justice. He was ordered to turn up at the Cabinet Minister's office. Bishop Gitari said he would be delighted to do so, and he would attend wearing his robes, together with all the Mothers' Union, wearing their robes. Nothing further was heard about the matter.

These three tragedies of Aeschylus are based on a cycle of violence and vengeance. In the first play, Agamemnon, the King and leader of the Greek soldiers who captured Troy, is murdered by his wife, Klytemnestra. In the second, their son and daughter, Orestes and Elektra, plot revenge on their mother, and Orestes kills her. He is then threatened by the Furies for doing so and flees. The Furies are mythical, very scary avengers of crime, especially family murders. The third is the trial of Orestes, who is accused by the Furies. When the Athenian judges have a
split vote, Athene gives her casting vote to Orestes.

Now 'Molora', at the Barbican, weaves this tragic story into new patterns. It begins with the trial scene, but 'not as we know it', for this is the 'Truth and Reconciliation Commission', which was chaired by Desmond Tutu. Tutu does not
appear in the play, but is mentioned with awe and appreciation in the programme. The mother and daughter face each other across the stage, behind desks with microphones on them and speak of what had happened.

Later we see what they were talking about when the white mother, Klytemnestra, abused her black daughter, Elektra, using apartheid-era torture methods, including holding her head under water in a bowl and keeping her head in a wet plastic bag. The arrival from exile of the black Orestes, the son, and the recognition of him by Elektra,
is very moving. The plot of vengeance is frightening.

However, in 'Molora', amazingly the ending is changed. The cycle of violence and vengeance, according to the ancient written tragedy, is stopped. And there is hope.

There is not blood and death all over the place at the end. Orestes can't bring himself to kill his mother and the axe
dramatically does not come down on her head.

When Elektra takes it up to kill her mother herself, because Orestes has bottled out, she is wrestled away by the Chorus of mamas. They carry her, still struggling, to the side of the stage and over a few minutes of singing and soothing, murmuring and caressing, calm her down.

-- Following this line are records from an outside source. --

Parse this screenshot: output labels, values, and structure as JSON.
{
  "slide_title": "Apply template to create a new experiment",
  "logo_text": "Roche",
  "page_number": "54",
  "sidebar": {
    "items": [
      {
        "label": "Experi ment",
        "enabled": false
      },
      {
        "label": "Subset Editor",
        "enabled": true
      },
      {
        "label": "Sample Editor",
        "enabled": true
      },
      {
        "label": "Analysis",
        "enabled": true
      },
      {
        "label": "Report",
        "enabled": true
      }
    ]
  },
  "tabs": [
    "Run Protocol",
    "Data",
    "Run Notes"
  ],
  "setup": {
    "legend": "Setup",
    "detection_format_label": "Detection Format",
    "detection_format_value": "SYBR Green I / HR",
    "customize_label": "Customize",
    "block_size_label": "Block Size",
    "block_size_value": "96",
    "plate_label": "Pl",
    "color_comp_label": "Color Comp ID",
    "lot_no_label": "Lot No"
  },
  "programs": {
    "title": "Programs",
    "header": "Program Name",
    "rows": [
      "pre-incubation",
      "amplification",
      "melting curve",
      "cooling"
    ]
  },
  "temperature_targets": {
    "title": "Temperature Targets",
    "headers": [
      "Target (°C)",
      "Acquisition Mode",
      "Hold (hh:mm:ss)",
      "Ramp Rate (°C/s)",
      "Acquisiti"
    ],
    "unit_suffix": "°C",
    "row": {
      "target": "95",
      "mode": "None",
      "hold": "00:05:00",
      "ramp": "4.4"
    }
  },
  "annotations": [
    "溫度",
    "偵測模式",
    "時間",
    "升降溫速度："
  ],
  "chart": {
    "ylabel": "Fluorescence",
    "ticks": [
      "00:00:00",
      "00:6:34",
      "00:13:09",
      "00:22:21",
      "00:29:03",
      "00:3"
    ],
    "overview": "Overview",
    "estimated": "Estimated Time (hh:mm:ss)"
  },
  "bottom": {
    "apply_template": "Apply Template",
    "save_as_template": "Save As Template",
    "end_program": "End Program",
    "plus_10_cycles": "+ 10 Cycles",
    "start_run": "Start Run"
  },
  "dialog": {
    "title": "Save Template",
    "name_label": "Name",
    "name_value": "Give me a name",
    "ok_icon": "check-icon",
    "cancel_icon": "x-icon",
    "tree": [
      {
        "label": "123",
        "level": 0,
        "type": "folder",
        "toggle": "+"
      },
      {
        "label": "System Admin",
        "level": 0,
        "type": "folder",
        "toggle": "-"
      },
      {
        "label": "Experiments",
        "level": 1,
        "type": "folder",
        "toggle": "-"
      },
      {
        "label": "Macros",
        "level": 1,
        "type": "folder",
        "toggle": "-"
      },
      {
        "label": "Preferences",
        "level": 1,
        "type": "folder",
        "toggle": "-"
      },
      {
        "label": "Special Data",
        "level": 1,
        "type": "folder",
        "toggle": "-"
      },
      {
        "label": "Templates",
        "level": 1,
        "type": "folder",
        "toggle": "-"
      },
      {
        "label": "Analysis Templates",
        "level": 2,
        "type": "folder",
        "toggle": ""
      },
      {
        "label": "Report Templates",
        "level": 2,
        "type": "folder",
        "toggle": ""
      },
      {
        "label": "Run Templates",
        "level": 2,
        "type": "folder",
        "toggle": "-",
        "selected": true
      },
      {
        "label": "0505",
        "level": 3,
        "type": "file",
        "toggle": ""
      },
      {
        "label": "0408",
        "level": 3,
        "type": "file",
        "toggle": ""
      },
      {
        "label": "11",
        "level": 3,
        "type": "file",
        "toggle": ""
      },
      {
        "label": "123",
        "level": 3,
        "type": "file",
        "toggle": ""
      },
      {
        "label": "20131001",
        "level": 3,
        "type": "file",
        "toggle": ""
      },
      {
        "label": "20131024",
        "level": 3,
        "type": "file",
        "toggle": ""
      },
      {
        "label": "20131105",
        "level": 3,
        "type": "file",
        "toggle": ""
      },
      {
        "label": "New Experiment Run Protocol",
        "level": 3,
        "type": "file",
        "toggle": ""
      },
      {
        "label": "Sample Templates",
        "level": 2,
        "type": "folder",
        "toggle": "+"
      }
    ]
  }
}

The wrong is righted by the end being rewritten. The Chorus enters into the drama, physically, and does not just comment on it. “Molora” is the Sesotho word for 'ash'. When fire is met with fire, all that remains is ashes.

Teaching the earliest Latin lessons by the Direct Method

Before the ARLT, CA, and Orbilian Society came together to form JACT, ARLT used to publish a magazine called Latin Teaching. Much of it was given over to reports on summer schools and other matters of merely passing interest, but there are some articles of more lasting value.

An article from June 1965 may be interesting to today's pressurised teachers.

How the Direct Method, described in detail in this article, could be combined with the Latin courses at present in use is an interesting question. Although I was not taught Latin by this Method, I am ever grateful to Miss Sweeney, the Headmistress of my first little school in Dublin for introducing me to French by the Direct Method.

One part of the method would now be taboo. The teacher touches, links arms with, even punches and is punched by pupils, all in the pursuit of understanding and internalising the Latin verb system. No doubt inventive teachers can find an alternative for our more sterile classrooms.

100 plus photos of mosaics from the Bardo Museum

I have posted my pictures taken in the Bardo Museum in Tunis on the School Travel site, here.

You will need the key (to be found in the For Teachers section of the ARLT website) to access this site.

Mosaics are in categories: Farming, fishing, hunting, animals, people, myth, feasting, buildings. The quality of the photos varies, but many are good. You are welcome to download any you wish.